[Excerpts from an interface dataset]
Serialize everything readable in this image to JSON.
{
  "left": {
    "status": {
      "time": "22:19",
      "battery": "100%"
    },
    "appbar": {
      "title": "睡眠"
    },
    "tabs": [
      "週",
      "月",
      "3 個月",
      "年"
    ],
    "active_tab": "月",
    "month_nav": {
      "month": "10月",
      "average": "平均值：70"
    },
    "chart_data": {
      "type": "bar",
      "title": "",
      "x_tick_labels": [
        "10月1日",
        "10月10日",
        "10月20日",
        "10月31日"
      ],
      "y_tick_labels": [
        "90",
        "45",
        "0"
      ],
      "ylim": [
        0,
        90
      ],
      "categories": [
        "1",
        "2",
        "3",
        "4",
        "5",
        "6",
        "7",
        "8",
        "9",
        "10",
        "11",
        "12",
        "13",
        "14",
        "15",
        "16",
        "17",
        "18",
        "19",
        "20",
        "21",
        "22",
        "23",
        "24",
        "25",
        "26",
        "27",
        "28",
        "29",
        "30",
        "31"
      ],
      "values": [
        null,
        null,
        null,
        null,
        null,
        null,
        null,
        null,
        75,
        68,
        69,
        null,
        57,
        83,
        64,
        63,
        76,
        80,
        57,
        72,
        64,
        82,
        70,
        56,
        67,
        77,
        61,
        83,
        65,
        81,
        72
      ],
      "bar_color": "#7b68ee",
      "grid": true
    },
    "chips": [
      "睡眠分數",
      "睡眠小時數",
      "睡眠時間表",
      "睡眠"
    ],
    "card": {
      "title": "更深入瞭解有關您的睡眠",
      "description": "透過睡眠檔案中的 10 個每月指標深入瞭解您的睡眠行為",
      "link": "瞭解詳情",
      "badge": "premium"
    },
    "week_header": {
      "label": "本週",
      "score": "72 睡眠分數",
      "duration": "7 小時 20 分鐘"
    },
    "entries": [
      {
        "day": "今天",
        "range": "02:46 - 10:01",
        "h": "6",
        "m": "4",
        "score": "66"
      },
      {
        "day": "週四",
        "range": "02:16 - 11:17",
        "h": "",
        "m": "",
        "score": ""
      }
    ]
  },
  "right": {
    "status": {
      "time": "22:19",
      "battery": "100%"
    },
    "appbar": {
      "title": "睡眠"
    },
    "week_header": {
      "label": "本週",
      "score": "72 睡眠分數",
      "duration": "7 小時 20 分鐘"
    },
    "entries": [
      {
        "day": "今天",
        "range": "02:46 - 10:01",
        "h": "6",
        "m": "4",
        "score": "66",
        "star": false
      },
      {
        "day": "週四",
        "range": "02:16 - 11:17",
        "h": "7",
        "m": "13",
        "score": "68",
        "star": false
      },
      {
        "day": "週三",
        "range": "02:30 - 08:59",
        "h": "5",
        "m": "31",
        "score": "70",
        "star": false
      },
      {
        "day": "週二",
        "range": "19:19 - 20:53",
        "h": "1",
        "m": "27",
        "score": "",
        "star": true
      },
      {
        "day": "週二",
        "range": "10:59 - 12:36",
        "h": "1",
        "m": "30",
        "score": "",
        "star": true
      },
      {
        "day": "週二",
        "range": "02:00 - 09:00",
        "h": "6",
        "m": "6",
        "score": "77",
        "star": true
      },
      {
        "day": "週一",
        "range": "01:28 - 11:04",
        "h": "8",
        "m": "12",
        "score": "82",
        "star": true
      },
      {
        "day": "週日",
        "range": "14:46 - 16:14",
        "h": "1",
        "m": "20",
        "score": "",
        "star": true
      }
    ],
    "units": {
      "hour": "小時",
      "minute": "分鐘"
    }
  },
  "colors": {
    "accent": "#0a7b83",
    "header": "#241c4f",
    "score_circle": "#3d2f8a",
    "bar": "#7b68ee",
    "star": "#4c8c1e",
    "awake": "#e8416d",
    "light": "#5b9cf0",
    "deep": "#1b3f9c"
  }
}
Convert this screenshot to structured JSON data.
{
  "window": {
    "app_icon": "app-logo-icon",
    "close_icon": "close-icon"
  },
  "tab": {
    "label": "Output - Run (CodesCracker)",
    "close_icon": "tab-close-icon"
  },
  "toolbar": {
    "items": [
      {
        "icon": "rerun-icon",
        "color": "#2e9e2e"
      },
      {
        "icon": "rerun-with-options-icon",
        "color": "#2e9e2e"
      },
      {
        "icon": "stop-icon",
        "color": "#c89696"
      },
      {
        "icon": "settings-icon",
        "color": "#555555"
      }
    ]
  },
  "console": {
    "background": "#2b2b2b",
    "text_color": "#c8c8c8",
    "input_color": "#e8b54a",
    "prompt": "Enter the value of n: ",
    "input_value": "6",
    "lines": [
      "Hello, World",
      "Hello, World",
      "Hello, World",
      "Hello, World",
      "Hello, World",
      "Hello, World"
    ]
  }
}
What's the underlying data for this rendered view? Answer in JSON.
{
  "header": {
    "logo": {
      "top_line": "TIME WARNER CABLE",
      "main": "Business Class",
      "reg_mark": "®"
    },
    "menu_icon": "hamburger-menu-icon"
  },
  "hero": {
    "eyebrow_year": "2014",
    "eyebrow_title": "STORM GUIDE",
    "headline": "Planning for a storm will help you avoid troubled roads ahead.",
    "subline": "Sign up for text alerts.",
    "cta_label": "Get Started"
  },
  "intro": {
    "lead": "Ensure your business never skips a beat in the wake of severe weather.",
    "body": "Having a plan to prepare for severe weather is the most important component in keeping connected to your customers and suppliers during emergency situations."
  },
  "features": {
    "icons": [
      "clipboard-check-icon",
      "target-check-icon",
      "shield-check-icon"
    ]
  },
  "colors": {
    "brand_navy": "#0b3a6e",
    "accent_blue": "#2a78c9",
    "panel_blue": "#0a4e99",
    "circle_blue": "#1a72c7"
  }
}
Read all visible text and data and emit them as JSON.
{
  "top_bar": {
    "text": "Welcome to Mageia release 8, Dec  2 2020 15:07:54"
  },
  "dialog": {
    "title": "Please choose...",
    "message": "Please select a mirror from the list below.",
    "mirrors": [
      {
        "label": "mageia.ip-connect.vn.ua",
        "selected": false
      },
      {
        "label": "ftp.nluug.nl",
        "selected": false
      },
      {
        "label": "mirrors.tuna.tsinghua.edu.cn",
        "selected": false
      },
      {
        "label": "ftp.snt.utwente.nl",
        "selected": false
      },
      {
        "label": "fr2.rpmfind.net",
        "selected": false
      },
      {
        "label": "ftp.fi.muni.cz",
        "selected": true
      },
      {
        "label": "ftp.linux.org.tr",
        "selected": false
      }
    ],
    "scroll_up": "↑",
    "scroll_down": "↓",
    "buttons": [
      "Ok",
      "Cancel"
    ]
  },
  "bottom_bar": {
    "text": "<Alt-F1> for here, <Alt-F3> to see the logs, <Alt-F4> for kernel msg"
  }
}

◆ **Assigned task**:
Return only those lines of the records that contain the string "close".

◆ **Solution**:
    "close_icon": "close-icon"
    "close_icon": "tab-close-icon"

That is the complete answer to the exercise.